■ **Material provided**:
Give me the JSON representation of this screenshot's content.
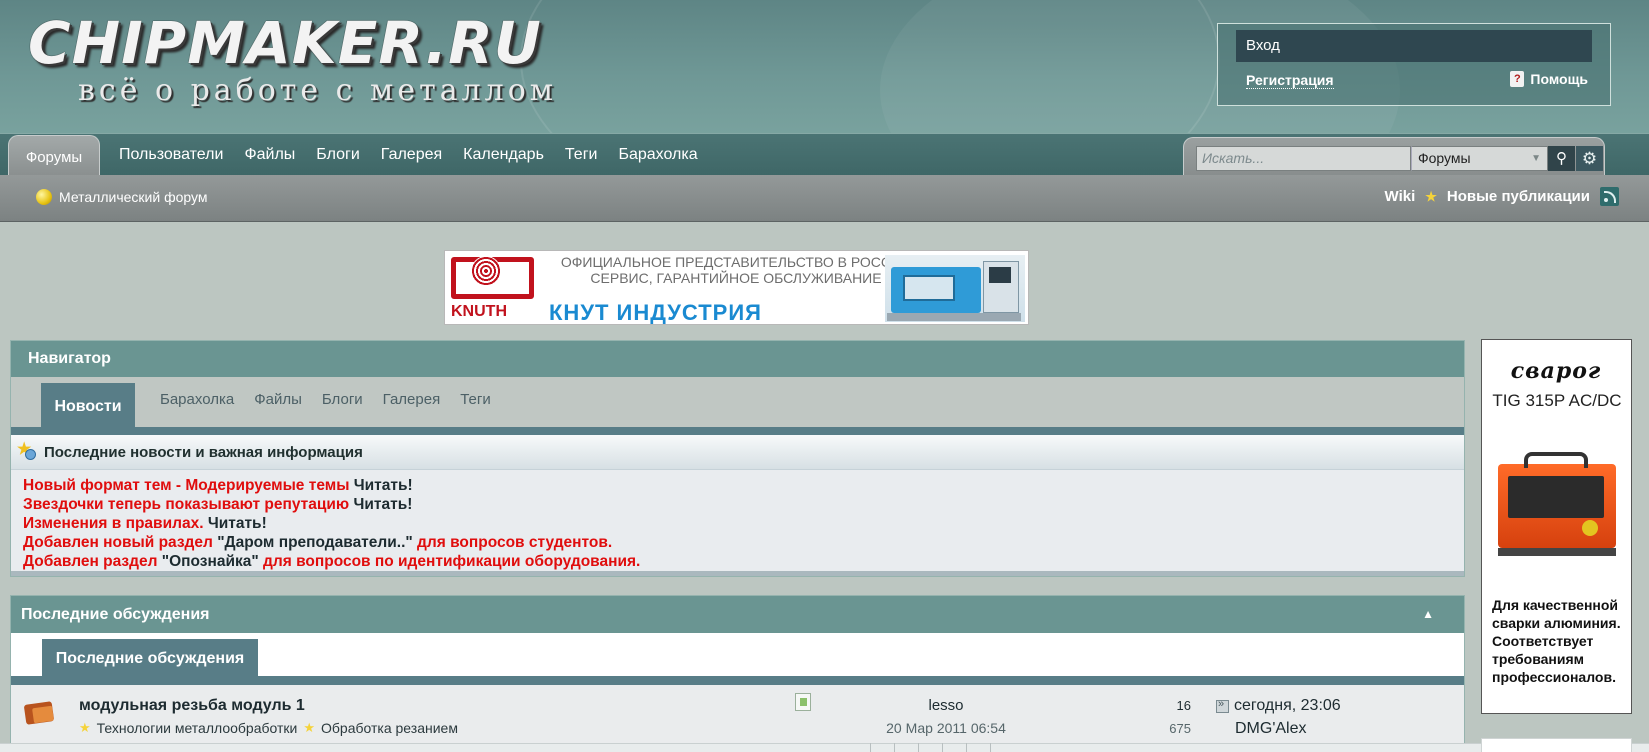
{
  "logo": {
    "title": "CHIPMAKER.RU",
    "subtitle": "всё о работе с металлом"
  },
  "account": {
    "login_label": "Вход",
    "register_label": "Регистрация",
    "help_label": "Помощь"
  },
  "nav": {
    "active_tab": "Форумы",
    "links": [
      "Пользователи",
      "Файлы",
      "Блоги",
      "Галерея",
      "Календарь",
      "Теги",
      "Барахолка"
    ]
  },
  "search": {
    "placeholder": "Искать...",
    "scope_value": "Форумы",
    "search_icon": "magnifier-icon",
    "settings_icon": "gear-icon"
  },
  "subbar": {
    "breadcrumb": "Металлический форум",
    "wiki_label": "Wiki",
    "new_posts_label": "Новые публикации"
  },
  "banner": {
    "brand_logo": "KNUTH",
    "line1": "ОФИЦИАЛЬНОЕ ПРЕДСТАВИТЕЛЬСТВО В РОССИИ",
    "line2": "СЕРВИС, ГАРАНТИЙНОЕ ОБСЛУЖИВАНИЕ",
    "brand_name": "КНУТ ИНДУСТРИЯ"
  },
  "navigator": {
    "title": "Навигатор",
    "active_tab": "Новости",
    "tabs": [
      "Барахолка",
      "Файлы",
      "Блоги",
      "Галерея",
      "Теги"
    ],
    "news_header": "Последние новости и важная информация",
    "news": [
      {
        "red": "Новый формат тем - Модерируемые темы",
        "dark": " Читать!",
        "red2": "",
        "dark0": ""
      },
      {
        "red": "Звездочки теперь показывают репутацию",
        "dark": " Читать!",
        "red2": "",
        "dark0": ""
      },
      {
        "red": "Изменения в правилах.",
        "dark": " Читать!",
        "red2": "",
        "dark0": ""
      },
      {
        "red": "Добавлен новый раздел ",
        "dark0": "\"Даром преподаватели..\"",
        "red2": " для вопросов студентов.",
        "dark": ""
      },
      {
        "red": "Добавлен раздел ",
        "dark0": "\"Опознайка\"",
        "red2": " для вопросов по идентификации оборудования.",
        "dark": ""
      }
    ]
  },
  "discussions": {
    "title": "Последние обсуждения",
    "active_tab": "Последние обсуждения",
    "rows": [
      {
        "title": "модульная резьба модуль 1",
        "category1": "Технологии металлообработки",
        "category2": "Обработка резанием",
        "author": "lesso",
        "date": "20 Мар 2011 06:54",
        "replies": "16",
        "views": "675",
        "last_time": "сегодня, 23:06",
        "last_user": "DMG'Alex"
      }
    ]
  },
  "side_ad": {
    "brand": "сварог",
    "model": "TIG 315P AC/DC",
    "text": "Для качественной сварки алюминия. Соответствует требованиям профессионалов."
  },
  "colors": {
    "header_bg": "#6f9896",
    "accent_teal": "#6a9592",
    "tab_dark": "#587d87",
    "news_red": "#e00d0d"
  }
}
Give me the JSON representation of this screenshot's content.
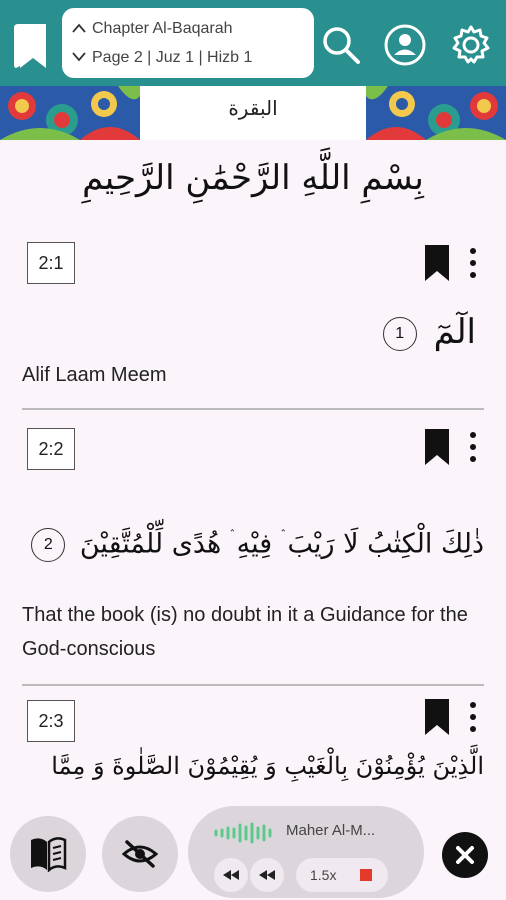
{
  "header": {
    "chapter_label": "Chapter Al-Baqarah",
    "page_label": "Page 2 | Juz 1 | Hizb 1"
  },
  "banner": {
    "surah_name_arabic": "البقرة"
  },
  "bismillah": "بِسْمِ اللَّهِ الرَّحْمَٰنِ الرَّحِيمِ",
  "verses": [
    {
      "ref": "2:1",
      "arabic": "الٓمٓ",
      "number": "1",
      "translation": "Alif Laam Meem"
    },
    {
      "ref": "2:2",
      "arabic": "ذٰلِكَ الْكِتٰبُ لَا رَيْبَ ۛ فِيْهِ ۛ هُدًى لِّلْمُتَّقِيْنَ",
      "number": "2",
      "translation": "That the book (is) no doubt in it a Guidance for the God-conscious"
    },
    {
      "ref": "2:3",
      "arabic": "الَّذِيْنَ يُؤْمِنُوْنَ بِالْغَيْبِ وَ يُقِيْمُوْنَ الصَّلٰوةَ وَ مِمَّا",
      "number": "",
      "translation": ""
    }
  ],
  "player": {
    "reciter": "Maher Al-M...",
    "speed": "1.5x"
  },
  "colors": {
    "header_bg": "#2a8f8f",
    "page_bg": "#fbf5fb",
    "control_bg": "#dcd6dc",
    "waveform": "#5cc98a",
    "stop": "#e43a2b"
  },
  "icons": {
    "header": [
      "book-icon",
      "chevron-up-icon",
      "chevron-down-icon",
      "search-icon",
      "user-icon",
      "gear-icon"
    ],
    "verse": [
      "bookmark-icon",
      "more-vertical-icon"
    ],
    "bottom": [
      "reading-mode-icon",
      "hide-icon",
      "waveform-icon",
      "rewind-icon",
      "stop-icon",
      "close-icon"
    ]
  }
}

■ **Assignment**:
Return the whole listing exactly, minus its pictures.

■ **Finished exercise**:
Give me the JSON representation of this screenshot's content.
{
  "logo": {
    "title": "CHIPMAKER.RU",
    "subtitle": "всё о работе с металлом"
  },
  "account": {
    "login_label": "Вход",
    "register_label": "Регистрация",
    "help_label": "Помощь"
  },
  "nav": {
    "active_tab": "Форумы",
    "links": [
      "Пользователи",
      "Файлы",
      "Блоги",
      "Галерея",
      "Календарь",
      "Теги",
      "Барахолка"
    ]
  },
  "search": {
    "placeholder": "Искать...",
    "scope_value": "Форумы",
    "search_icon": "magnifier-icon",
    "settings_icon": "gear-icon"
  },
  "subbar": {
    "breadcrumb": "Металлический форум",
    "wiki_label": "Wiki",
    "new_posts_label": "Новые публикации"
  },
  "banner": {
    "brand_logo": "KNUTH",
    "line1": "ОФИЦИАЛЬНОЕ ПРЕДСТАВИТЕЛЬСТВО В РОССИИ",
    "line2": "СЕРВИС, ГАРАНТИЙНОЕ ОБСЛУЖИВАНИЕ",
    "brand_name": "КНУТ ИНДУСТРИЯ"
  },
  "navigator": {
    "title": "Навигатор",
    "active_tab": "Новости",
    "tabs": [
      "Барахолка",
      "Файлы",
      "Блоги",
      "Галерея",
      "Теги"
    ],
    "news_header": "Последние новости и важная информация",
    "news": [
      {
        "red": "Новый формат тем - Модерируемые темы",
        "dark": " Читать!",
        "red2": "",
        "dark0": ""
      },
      {
        "red": "Звездочки теперь показывают репутацию",
        "dark": " Читать!",
        "red2": "",
        "dark0": ""
      },
      {
        "red": "Изменения в правилах.",
        "dark": " Читать!",
        "red2": "",
        "dark0": ""
      },
      {
        "red": "Добавлен новый раздел ",
        "dark0": "\"Даром преподаватели..\"",
        "red2": " для вопросов студентов.",
        "dark": ""
      },
      {
        "red": "Добавлен раздел ",
        "dark0": "\"Опознайка\"",
        "red2": " для вопросов по идентификации оборудования.",
        "dark": ""
      }
    ]
  },
  "discussions": {
    "title": "Последние обсуждения",
    "active_tab": "Последние обсуждения",
    "rows": [
      {
        "title": "модульная резьба модуль 1",
        "category1": "Технологии металлообработки",
        "category2": "Обработка резанием",
        "author": "lesso",
        "date": "20 Мар 2011 06:54",
        "replies": "16",
        "views": "675",
        "last_time": "сегодня, 23:06",
        "last_user": "DMG'Alex"
      }
    ]
  },
  "side_ad": {
    "brand": "сварог",
    "model": "TIG 315P AC/DC",
    "text": "Для качественной сварки алюминия. Соответствует требованиям профессионалов."
  },
  "colors": {
    "header_bg": "#6f9896",
    "accent_teal": "#6a9592",
    "tab_dark": "#587d87",
    "news_red": "#e00d0d"
  }
}
Give me the JSON representation of this screenshot's content.
{
  "header": {
    "chapter_label": "Chapter Al-Baqarah",
    "page_label": "Page 2 | Juz 1 | Hizb 1"
  },
  "banner": {
    "surah_name_arabic": "البقرة"
  },
  "bismillah": "بِسْمِ اللَّهِ الرَّحْمَٰنِ الرَّحِيمِ",
  "verses": [
    {
      "ref": "2:1",
      "arabic": "الٓمٓ",
      "number": "1",
      "translation": "Alif Laam Meem"
    },
    {
      "ref": "2:2",
      "arabic": "ذٰلِكَ الْكِتٰبُ لَا رَيْبَ ۛ فِيْهِ ۛ هُدًى لِّلْمُتَّقِيْنَ",
      "number": "2",
      "translation": "That the book (is) no doubt in it a Guidance for the God-conscious"
    },
    {
      "ref": "2:3",
      "arabic": "الَّذِيْنَ يُؤْمِنُوْنَ بِالْغَيْبِ وَ يُقِيْمُوْنَ الصَّلٰوةَ وَ مِمَّا",
      "number": "",
      "translation": ""
    }
  ],
  "player": {
    "reciter": "Maher Al-M...",
    "speed": "1.5x"
  },
  "colors": {
    "header_bg": "#2a8f8f",
    "page_bg": "#fbf5fb",
    "control_bg": "#dcd6dc",
    "waveform": "#5cc98a",
    "stop": "#e43a2b"
  },
  "icons": {
    "header": [
      "book-icon",
      "chevron-up-icon",
      "chevron-down-icon",
      "search-icon",
      "user-icon",
      "gear-icon"
    ],
    "verse": [
      "bookmark-icon",
      "more-vertical-icon"
    ],
    "bottom": [
      "reading-mode-icon",
      "hide-icon",
      "waveform-icon",
      "rewind-icon",
      "stop-icon",
      "close-icon"
    ]
  }
}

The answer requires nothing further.